Problem requirements: Scan the entries for the word "JSON". Every line that has it should be copied.
*** Opening of Material shown ***
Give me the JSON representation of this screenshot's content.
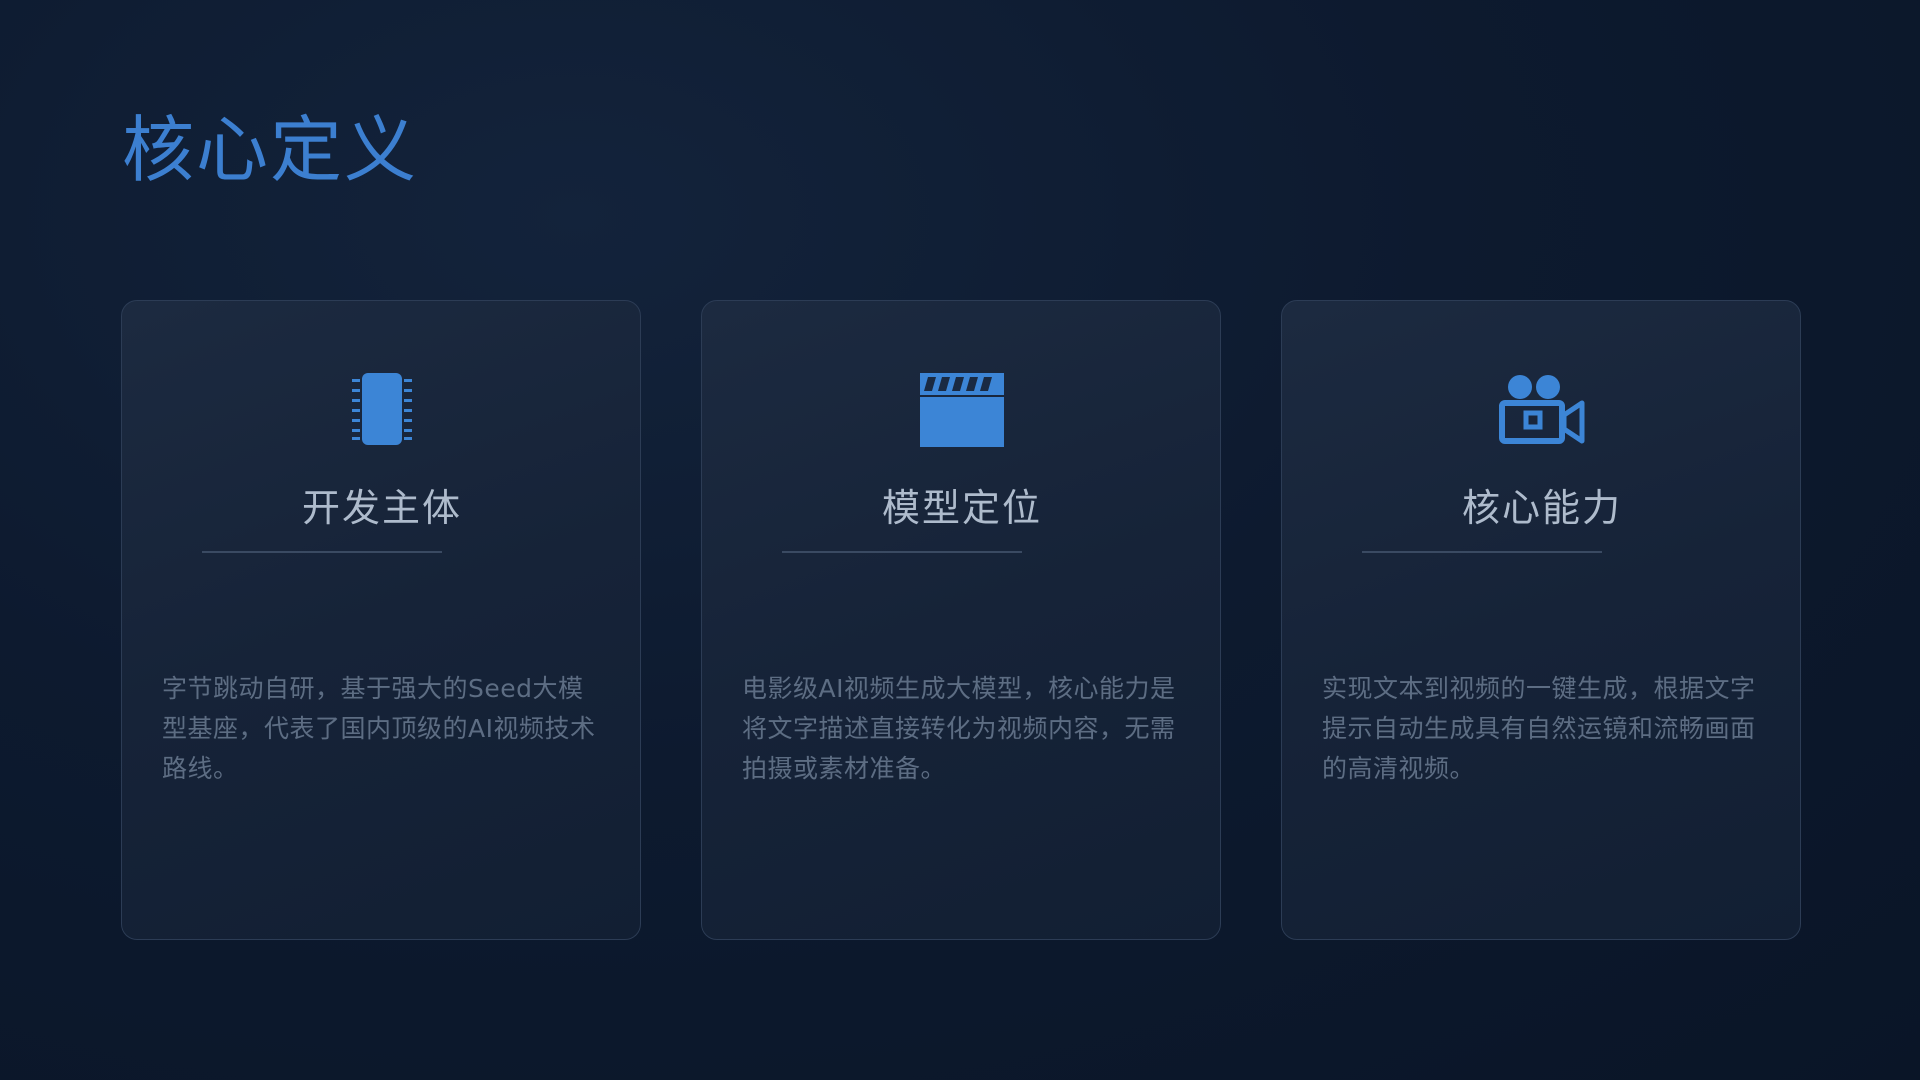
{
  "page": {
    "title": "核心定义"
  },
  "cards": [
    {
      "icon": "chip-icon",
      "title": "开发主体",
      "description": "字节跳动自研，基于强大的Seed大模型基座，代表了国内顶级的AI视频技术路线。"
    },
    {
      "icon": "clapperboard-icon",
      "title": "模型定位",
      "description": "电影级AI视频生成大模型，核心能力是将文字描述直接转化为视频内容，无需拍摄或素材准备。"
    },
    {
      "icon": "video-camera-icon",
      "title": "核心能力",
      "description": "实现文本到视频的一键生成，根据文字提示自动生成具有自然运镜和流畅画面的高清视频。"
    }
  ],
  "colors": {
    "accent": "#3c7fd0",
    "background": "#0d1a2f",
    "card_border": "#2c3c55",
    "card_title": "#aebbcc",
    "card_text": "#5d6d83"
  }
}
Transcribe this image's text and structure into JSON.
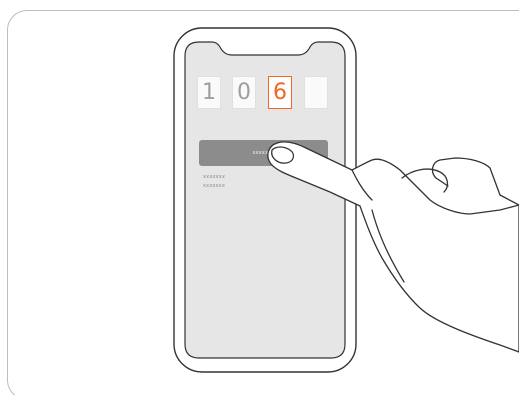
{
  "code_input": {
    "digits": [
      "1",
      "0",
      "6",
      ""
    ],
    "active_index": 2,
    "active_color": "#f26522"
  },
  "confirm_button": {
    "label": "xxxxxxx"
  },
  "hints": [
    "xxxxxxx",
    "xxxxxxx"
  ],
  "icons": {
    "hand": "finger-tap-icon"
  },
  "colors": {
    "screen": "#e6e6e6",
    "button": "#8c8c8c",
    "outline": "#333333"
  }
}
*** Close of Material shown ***
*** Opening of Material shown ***
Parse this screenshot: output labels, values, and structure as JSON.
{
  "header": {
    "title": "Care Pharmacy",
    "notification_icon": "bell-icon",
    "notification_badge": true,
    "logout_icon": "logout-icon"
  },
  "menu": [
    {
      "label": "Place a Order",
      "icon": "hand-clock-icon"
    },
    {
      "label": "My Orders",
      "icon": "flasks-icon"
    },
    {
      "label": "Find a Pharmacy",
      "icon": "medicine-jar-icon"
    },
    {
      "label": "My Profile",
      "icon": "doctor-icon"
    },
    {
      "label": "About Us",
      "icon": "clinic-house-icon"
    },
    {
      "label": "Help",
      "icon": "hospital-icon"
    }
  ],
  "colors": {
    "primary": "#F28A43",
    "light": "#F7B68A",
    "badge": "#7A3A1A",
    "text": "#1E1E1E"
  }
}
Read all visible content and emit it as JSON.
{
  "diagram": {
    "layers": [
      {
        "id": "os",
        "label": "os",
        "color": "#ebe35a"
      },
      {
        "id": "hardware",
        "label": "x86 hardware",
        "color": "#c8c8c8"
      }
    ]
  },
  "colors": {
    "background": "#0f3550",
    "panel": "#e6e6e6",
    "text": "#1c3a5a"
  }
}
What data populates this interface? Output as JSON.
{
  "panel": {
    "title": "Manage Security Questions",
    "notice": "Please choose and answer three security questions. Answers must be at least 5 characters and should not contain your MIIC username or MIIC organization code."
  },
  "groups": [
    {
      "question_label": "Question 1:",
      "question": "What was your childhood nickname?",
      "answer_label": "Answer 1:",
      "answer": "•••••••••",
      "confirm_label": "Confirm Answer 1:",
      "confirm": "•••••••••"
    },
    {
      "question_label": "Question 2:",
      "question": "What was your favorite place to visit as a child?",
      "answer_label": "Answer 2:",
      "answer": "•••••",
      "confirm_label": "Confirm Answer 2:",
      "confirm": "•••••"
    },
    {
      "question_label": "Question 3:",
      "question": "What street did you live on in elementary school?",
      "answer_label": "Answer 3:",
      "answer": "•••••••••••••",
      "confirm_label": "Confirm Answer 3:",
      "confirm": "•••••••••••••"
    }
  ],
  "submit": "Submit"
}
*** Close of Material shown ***
Expected answer:
Give me the JSON representation of this screenshot's content.
Transcribe this image's text and structure into JSON.
Parse this screenshot: output labels, values, and structure as JSON.
Read all visible content and emit it as JSON.
What data populates this interface? Output as JSON.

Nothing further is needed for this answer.